**DATASET EXCERPTS:**

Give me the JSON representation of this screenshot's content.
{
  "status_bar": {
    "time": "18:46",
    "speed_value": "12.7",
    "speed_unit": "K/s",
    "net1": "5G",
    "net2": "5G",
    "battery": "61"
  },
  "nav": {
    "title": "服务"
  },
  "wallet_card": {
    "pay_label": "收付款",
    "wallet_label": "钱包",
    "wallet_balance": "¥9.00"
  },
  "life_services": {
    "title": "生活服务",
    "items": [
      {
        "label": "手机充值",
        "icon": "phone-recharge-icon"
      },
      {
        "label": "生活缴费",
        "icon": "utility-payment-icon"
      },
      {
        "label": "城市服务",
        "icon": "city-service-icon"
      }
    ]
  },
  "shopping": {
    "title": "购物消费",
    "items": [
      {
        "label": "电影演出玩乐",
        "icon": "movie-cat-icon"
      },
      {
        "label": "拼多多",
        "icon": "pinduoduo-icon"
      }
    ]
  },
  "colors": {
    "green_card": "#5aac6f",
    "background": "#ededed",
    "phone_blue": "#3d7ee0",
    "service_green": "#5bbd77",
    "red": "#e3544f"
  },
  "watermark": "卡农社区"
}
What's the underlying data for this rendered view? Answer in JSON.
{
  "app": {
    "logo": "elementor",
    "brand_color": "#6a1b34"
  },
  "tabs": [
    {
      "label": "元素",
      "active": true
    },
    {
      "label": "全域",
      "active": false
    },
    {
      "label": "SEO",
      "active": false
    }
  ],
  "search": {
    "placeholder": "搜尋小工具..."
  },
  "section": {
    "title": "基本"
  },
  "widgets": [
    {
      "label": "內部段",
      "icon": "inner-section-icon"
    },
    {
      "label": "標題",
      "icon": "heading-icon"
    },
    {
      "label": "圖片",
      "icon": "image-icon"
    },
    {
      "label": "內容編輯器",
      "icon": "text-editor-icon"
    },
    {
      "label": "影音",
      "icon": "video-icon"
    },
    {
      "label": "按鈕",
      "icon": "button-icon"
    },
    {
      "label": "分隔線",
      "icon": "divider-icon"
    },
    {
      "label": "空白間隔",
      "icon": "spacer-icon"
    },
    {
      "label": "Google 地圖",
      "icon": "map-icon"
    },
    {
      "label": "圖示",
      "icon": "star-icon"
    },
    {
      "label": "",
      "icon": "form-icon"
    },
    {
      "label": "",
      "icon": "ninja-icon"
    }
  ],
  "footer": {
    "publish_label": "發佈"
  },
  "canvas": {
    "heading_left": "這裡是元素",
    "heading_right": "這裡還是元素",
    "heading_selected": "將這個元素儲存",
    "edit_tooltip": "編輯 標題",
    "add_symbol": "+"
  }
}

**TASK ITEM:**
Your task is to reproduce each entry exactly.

**EXERCISE SOLUTION:**
Give me the JSON representation of this screenshot's content.
{
  "status_bar": {
    "time": "18:46",
    "speed_value": "12.7",
    "speed_unit": "K/s",
    "net1": "5G",
    "net2": "5G",
    "battery": "61"
  },
  "nav": {
    "title": "服务"
  },
  "wallet_card": {
    "pay_label": "收付款",
    "wallet_label": "钱包",
    "wallet_balance": "¥9.00"
  },
  "life_services": {
    "title": "生活服务",
    "items": [
      {
        "label": "手机充值",
        "icon": "phone-recharge-icon"
      },
      {
        "label": "生活缴费",
        "icon": "utility-payment-icon"
      },
      {
        "label": "城市服务",
        "icon": "city-service-icon"
      }
    ]
  },
  "shopping": {
    "title": "购物消费",
    "items": [
      {
        "label": "电影演出玩乐",
        "icon": "movie-cat-icon"
      },
      {
        "label": "拼多多",
        "icon": "pinduoduo-icon"
      }
    ]
  },
  "colors": {
    "green_card": "#5aac6f",
    "background": "#ededed",
    "phone_blue": "#3d7ee0",
    "service_green": "#5bbd77",
    "red": "#e3544f"
  },
  "watermark": "卡农社区"
}
What's the underlying data for this rendered view? Answer in JSON.
{
  "app": {
    "logo": "elementor",
    "brand_color": "#6a1b34"
  },
  "tabs": [
    {
      "label": "元素",
      "active": true
    },
    {
      "label": "全域",
      "active": false
    },
    {
      "label": "SEO",
      "active": false
    }
  ],
  "search": {
    "placeholder": "搜尋小工具..."
  },
  "section": {
    "title": "基本"
  },
  "widgets": [
    {
      "label": "內部段",
      "icon": "inner-section-icon"
    },
    {
      "label": "標題",
      "icon": "heading-icon"
    },
    {
      "label": "圖片",
      "icon": "image-icon"
    },
    {
      "label": "內容編輯器",
      "icon": "text-editor-icon"
    },
    {
      "label": "影音",
      "icon": "video-icon"
    },
    {
      "label": "按鈕",
      "icon": "button-icon"
    },
    {
      "label": "分隔線",
      "icon": "divider-icon"
    },
    {
      "label": "空白間隔",
      "icon": "spacer-icon"
    },
    {
      "label": "Google 地圖",
      "icon": "map-icon"
    },
    {
      "label": "圖示",
      "icon": "star-icon"
    },
    {
      "label": "",
      "icon": "form-icon"
    },
    {
      "label": "",
      "icon": "ninja-icon"
    }
  ],
  "footer": {
    "publish_label": "發佈"
  },
  "canvas": {
    "heading_left": "這裡是元素",
    "heading_right": "這裡還是元素",
    "heading_selected": "將這個元素儲存",
    "edit_tooltip": "編輯 標題",
    "add_symbol": "+"
  }
}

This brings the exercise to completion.